What you should do: Copy every line of the data that contains the string "profile".

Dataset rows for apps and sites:
┄┄┄┄┄┄┄┄┄┄┄┄┄┄┄┄┄┄┄┄

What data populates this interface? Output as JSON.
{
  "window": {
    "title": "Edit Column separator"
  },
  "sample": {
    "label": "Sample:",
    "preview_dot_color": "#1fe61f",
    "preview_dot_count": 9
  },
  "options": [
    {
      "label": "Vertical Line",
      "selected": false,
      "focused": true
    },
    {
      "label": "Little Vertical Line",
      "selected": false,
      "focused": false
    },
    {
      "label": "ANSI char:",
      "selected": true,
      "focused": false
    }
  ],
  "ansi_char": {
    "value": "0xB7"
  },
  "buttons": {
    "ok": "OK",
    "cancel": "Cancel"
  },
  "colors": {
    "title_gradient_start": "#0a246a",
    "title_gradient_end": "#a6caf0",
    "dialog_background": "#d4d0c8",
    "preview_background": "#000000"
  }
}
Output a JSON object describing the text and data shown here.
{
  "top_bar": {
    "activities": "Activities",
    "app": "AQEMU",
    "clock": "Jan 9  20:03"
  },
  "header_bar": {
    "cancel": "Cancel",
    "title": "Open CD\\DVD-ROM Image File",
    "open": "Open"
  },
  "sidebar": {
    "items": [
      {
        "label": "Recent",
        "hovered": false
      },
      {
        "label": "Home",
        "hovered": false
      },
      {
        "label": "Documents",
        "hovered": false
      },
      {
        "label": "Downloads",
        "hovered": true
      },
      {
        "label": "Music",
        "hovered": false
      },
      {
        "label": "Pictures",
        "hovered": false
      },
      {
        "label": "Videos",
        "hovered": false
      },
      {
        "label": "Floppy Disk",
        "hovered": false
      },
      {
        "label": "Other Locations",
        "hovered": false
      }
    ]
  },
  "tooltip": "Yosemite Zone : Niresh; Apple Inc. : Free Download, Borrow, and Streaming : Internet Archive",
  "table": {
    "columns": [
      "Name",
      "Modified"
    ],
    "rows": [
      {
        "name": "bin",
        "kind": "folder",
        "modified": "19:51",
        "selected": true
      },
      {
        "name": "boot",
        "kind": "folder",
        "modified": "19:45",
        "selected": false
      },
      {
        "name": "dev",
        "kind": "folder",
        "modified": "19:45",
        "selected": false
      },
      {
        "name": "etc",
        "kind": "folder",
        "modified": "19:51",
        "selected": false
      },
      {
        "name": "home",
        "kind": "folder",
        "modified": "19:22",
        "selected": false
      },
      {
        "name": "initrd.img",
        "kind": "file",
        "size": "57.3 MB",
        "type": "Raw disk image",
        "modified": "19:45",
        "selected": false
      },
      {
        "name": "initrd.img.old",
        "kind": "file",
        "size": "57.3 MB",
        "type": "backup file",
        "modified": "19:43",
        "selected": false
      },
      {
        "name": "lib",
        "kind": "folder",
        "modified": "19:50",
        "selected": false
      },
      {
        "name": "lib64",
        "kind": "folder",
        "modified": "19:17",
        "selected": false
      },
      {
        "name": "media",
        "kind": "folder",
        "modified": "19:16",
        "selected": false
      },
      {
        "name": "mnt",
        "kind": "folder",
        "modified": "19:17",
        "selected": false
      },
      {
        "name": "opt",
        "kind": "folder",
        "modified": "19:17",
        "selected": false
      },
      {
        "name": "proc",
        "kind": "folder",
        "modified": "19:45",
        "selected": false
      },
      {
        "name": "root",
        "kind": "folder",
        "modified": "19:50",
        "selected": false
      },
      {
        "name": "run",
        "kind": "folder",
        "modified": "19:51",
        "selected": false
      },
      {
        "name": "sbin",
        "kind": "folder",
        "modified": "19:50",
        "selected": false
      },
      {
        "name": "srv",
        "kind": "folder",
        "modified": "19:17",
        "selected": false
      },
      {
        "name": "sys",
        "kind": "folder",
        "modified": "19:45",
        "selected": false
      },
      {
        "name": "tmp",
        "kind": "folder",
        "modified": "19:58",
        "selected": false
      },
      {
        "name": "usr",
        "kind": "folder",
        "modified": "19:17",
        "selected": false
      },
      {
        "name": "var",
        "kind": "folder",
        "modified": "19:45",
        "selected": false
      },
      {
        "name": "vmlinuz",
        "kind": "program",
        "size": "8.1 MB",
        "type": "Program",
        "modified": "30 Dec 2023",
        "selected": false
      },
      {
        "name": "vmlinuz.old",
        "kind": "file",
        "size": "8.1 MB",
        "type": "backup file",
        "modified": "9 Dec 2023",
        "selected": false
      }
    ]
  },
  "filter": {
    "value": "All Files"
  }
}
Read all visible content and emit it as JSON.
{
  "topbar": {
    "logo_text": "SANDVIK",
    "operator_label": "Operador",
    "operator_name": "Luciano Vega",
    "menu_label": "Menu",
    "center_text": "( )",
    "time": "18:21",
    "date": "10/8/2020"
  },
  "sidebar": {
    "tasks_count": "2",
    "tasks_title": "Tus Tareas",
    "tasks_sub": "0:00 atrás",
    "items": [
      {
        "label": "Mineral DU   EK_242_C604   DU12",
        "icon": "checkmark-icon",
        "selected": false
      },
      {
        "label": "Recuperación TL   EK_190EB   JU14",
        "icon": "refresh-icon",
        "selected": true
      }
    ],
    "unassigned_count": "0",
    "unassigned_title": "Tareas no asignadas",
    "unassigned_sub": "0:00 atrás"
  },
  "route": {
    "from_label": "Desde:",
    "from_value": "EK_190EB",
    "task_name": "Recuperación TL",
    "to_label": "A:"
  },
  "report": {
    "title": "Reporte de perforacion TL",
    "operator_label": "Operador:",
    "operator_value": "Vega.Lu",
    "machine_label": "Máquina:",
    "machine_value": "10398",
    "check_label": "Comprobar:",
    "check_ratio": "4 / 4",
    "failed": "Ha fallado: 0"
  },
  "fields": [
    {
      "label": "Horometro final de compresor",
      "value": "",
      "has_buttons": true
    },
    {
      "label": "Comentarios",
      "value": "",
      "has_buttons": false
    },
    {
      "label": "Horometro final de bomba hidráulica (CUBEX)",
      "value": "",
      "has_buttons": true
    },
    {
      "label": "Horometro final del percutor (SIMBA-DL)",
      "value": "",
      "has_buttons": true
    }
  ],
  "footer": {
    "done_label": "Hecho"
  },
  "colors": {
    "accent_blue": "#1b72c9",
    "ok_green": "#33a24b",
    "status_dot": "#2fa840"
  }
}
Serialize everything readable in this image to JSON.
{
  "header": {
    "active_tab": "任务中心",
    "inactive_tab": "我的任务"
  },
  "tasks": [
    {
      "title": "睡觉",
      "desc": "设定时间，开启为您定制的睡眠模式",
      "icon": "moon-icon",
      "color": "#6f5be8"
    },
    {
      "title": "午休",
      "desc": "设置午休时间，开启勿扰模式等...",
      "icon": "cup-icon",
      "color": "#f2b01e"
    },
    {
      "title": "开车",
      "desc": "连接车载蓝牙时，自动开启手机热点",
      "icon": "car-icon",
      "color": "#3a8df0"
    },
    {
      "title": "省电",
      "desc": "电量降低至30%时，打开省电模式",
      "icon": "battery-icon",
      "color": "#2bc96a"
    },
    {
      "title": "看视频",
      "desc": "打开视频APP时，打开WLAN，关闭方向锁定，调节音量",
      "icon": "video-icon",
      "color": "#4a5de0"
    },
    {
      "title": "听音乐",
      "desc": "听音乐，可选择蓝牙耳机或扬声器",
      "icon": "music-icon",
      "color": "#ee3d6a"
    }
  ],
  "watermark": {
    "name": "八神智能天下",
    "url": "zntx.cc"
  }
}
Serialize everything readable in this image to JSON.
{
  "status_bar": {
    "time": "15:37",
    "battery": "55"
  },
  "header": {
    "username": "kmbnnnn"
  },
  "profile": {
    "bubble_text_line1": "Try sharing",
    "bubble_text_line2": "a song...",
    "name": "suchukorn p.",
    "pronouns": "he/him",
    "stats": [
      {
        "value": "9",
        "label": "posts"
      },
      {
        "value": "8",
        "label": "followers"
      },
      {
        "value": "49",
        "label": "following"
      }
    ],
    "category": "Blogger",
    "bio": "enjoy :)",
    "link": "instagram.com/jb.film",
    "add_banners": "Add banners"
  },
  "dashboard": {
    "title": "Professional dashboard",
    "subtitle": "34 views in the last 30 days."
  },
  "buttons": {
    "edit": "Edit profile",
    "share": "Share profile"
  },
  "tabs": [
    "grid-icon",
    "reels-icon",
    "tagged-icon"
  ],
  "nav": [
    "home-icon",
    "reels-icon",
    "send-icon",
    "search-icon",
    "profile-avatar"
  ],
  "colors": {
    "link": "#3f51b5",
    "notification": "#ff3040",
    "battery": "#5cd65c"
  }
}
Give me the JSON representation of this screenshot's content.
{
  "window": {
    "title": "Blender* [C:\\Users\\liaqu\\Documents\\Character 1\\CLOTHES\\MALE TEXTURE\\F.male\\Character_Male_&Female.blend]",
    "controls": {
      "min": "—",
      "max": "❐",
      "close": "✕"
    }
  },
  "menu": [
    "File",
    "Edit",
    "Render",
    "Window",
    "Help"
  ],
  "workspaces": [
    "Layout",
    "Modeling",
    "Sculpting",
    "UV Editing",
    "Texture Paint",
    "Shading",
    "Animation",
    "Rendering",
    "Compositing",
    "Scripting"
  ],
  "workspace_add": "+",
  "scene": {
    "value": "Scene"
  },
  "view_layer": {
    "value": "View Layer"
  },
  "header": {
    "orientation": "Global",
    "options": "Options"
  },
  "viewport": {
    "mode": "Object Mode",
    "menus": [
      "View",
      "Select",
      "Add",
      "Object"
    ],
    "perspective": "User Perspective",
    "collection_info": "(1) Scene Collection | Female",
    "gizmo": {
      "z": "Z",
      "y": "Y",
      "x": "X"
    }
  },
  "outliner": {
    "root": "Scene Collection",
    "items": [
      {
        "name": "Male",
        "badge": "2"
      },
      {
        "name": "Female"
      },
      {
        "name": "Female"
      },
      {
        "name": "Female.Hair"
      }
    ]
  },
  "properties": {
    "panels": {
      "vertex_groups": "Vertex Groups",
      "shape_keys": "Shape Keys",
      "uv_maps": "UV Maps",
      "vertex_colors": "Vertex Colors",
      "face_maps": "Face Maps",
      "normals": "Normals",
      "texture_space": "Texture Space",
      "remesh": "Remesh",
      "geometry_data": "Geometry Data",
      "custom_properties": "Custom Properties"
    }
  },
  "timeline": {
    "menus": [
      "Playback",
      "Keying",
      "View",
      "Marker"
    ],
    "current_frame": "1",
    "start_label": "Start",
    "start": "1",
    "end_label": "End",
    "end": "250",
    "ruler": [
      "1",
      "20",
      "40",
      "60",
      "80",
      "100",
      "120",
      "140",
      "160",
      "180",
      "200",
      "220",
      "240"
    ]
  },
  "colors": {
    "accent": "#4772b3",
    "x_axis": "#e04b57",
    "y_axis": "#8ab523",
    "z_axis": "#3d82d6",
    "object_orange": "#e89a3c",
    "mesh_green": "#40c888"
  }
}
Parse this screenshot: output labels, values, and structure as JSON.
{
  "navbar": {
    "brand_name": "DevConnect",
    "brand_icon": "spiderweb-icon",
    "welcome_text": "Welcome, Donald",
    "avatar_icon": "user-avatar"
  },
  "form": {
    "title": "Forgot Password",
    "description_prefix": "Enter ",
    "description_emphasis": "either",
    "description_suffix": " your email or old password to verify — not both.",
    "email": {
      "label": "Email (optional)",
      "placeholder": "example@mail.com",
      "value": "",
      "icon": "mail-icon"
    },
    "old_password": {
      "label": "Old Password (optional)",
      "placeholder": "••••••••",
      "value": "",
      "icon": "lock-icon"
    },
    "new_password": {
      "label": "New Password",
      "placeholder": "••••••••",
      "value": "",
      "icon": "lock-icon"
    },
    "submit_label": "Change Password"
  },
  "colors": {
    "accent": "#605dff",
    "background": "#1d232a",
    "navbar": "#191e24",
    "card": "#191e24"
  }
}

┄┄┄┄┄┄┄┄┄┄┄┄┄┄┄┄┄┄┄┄

Answer section:
  "profile": {
    "edit": "Edit profile",
    "share": "Share profile"
    "profile-avatar"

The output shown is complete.